Postgraduate Course: Political Theory and Critique in the Middle East (PGSP11571)
|School||School of Social and Political Science
||College||College of Arts, Humanities and Social Sciences
|Credit level (Normal year taken)||SCQF Level 11 (Postgraduate)
||Availability||Available to all students
|Summary||The Middle East has often been presented as a problem to be solved or a site of implementation of political ideas developed elsewhere. This course offers a different approach by providing a survey of political and social theory, especially that within critical and emancipatory traditions, developed in by thinkers within the region or in engagement with political experiences within it. Rather than the empirical political history of the region this course will focus on ideas about societies, people and power, as much as possible through reading original texts.
- Academic Description
Building on the summary description, a more in-depth, academic description of the learning aims, nature and context of the course.
The Middle East remains a site of perceived political problems to be solved. Yet rather than such a source of problems to understood or fixed, the region has also produced significant contributions to thinking about politics, the state, social order and emancipation: both in the work of thinkers hailing from the region and in scholarship drawing upon sources in the Middle East. This course introduces students to a wide range of such contribution through reading such works of political and social theory that cover a wide range of topics nonetheless linked by questions of universalism and critique seen through a Middle Eastern lens.
Over the course of ten weekly seminar meetings, students will engage with topics that may include: questions of critique, universalism and the 'decolonization' of knowledge and how these have been dealt with in Middle Eastern contexts. A strong focus of the course is likely to be on two forms of political theory often seen as opposites: liberalism' and Islamism. The course I may also focus on the contribution and critique of revolutionary nationalism and the post-colonial state, demonstrating how broader critical trends such as psychoanalysis, existentialism and surrealism were also furthered by groups of thinkers in the Middle East. A key part of the course is likely to be dedicated to contemporary scholarship drawing on Middle Eastern experiences that contributes to current debates on gender and identity; necro-politics and the politics of disposability; and the politics of the 'anthropocene.'
Indicative Potential Topics

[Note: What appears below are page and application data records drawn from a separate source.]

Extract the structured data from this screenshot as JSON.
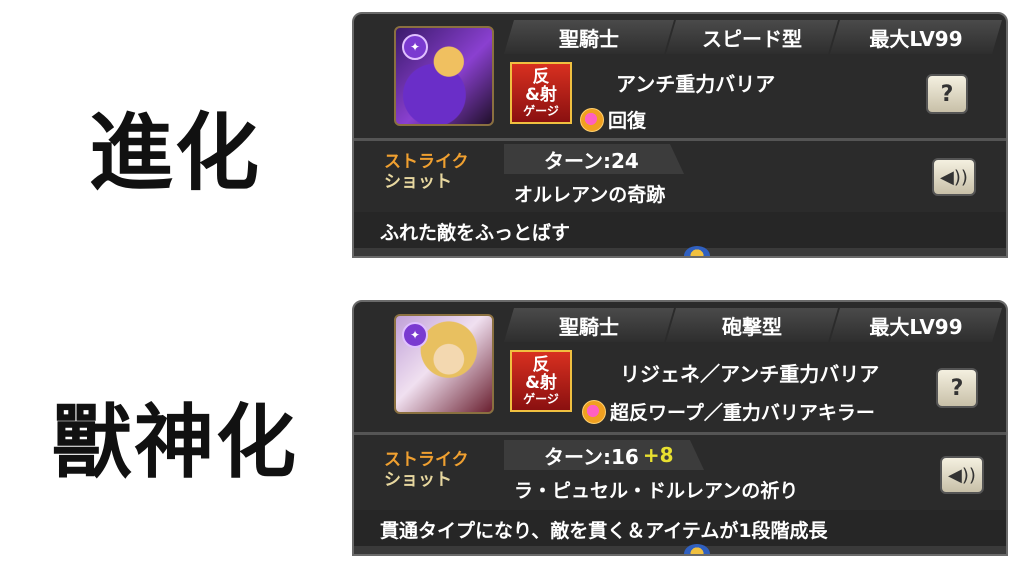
{
  "labels": {
    "evolution": "進化",
    "beast_god": "獸神化"
  },
  "cards": [
    {
      "header": {
        "race": "聖騎士",
        "type": "スピード型",
        "max_level": "最大LV99"
      },
      "gauge": {
        "line1": "反",
        "line2": "&射",
        "line3": "ゲージ"
      },
      "ability": "アンチ重力バリア",
      "gauge_ability": "回復",
      "strike_shot": {
        "label_line1": "ストライク",
        "label_line2": "ショット",
        "turns": "ターン:24",
        "turns_plus": "",
        "name": "オルレアンの奇跡"
      },
      "description": "ふれた敵をふっとばす"
    },
    {
      "header": {
        "race": "聖騎士",
        "type": "砲撃型",
        "max_level": "最大LV99"
      },
      "gauge": {
        "line1": "反",
        "line2": "&射",
        "line3": "ゲージ"
      },
      "ability": "リジェネ／アンチ重力バリア",
      "gauge_ability": "超反ワープ／重力バリアキラー",
      "strike_shot": {
        "label_line1": "ストライク",
        "label_line2": "ショット",
        "turns": "ターン:16",
        "turns_plus": "+8",
        "name": "ラ・ピュセル・ドルレアンの祈り"
      },
      "description": "貫通タイプになり、敵を貫く＆アイテムが1段階成長"
    }
  ],
  "icons": {
    "help": "question-icon",
    "voice": "speaker-icon",
    "element": "dark-element-icon"
  }
}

- Universalism, theory and critique
- Liberalism and liberation in the Middle East
- Secularism as historical project
- The 'Caliphate' as alternative universalism
- Nationalism, revolution, and the critique of national liberation
- The Middle East as site of critical theories: existentialism and surrealism
- Queer theory and the critique of gender in the Middle East
- From bio-politics to necro-politics in the Middle East
- The Middle East and the Politics of the 'Anthropocene'
Student Learning Experience
- A narrative description of how the course will be taught, how students are expected to engage with their learning and how they will be expected to evidence and demonstrate their achievement of the intended learning outcomes.
This course will be an in-depth seminar course.
The course will be delivered through two-hour seminar sessions where students will have an opportunity to engage in depth with the readings with guidance from the instructor. Students will demonstrate their achievement of the intended learning outcomes through two main assessments: a thematic analysis and an essay to be delivered at the end of the term.
Entry Requirements (not applicable to Visiting Students)
||Other requirements|| None
Information for Visiting Students
|High Demand Course?
Course Delivery Information
|Not being delivered|
On completion of this course, the student will be able to:
- Demonstrate an advanced and extensive critical understanding of the principal themes and concepts of political and social theory from the Middle East
- Perform advanced critical analysis texts foregrounding the contribution of political and social theory from the Middle East to contemporary debates in political and social theory
- Provide advanced synthesis and evaluation of key positions on core themes within political and social theory from the Middle East
- Communicate in written form an extended argument relevant to the principal themes and concepts of political and social theory from the Middle East based upon an advanced critical understanding of such themes and concepts.
|Sadiq Jalal al-'Azm Self-criticism after the Defeat Saqi Books, 2011|
Fadi Bardawil Revolution and Disenchantment: Arab Marxism and the Binds of Emancipation Duke University Press, 2020
Banu Bargu Starve and Immolate: The Politics of Human Weapons Columbia University Press, 2016
M.Weiss and J.Hansen Arabic Thought Beyond the Liberal Age Cambridge University Press, 2017
-Arabic Thought against the Authoritarian Age Cambridge University Press, 2018
|Graduate Attributes and Skills
||1. Critical thinking, analytical and reading skills will be developed by deep engagement with the assigned readings
2. Advanced research skills will be developed by identifying and consulting with a wide range of sources in writing the essay
3. Effective written and oral communication skills will be developed by completing the assessments and class participation.
|Course organiser||Dr Jamie Allinson
|Course secretary||Mrs Casey Behringer
Tel: (0131 6)50 2456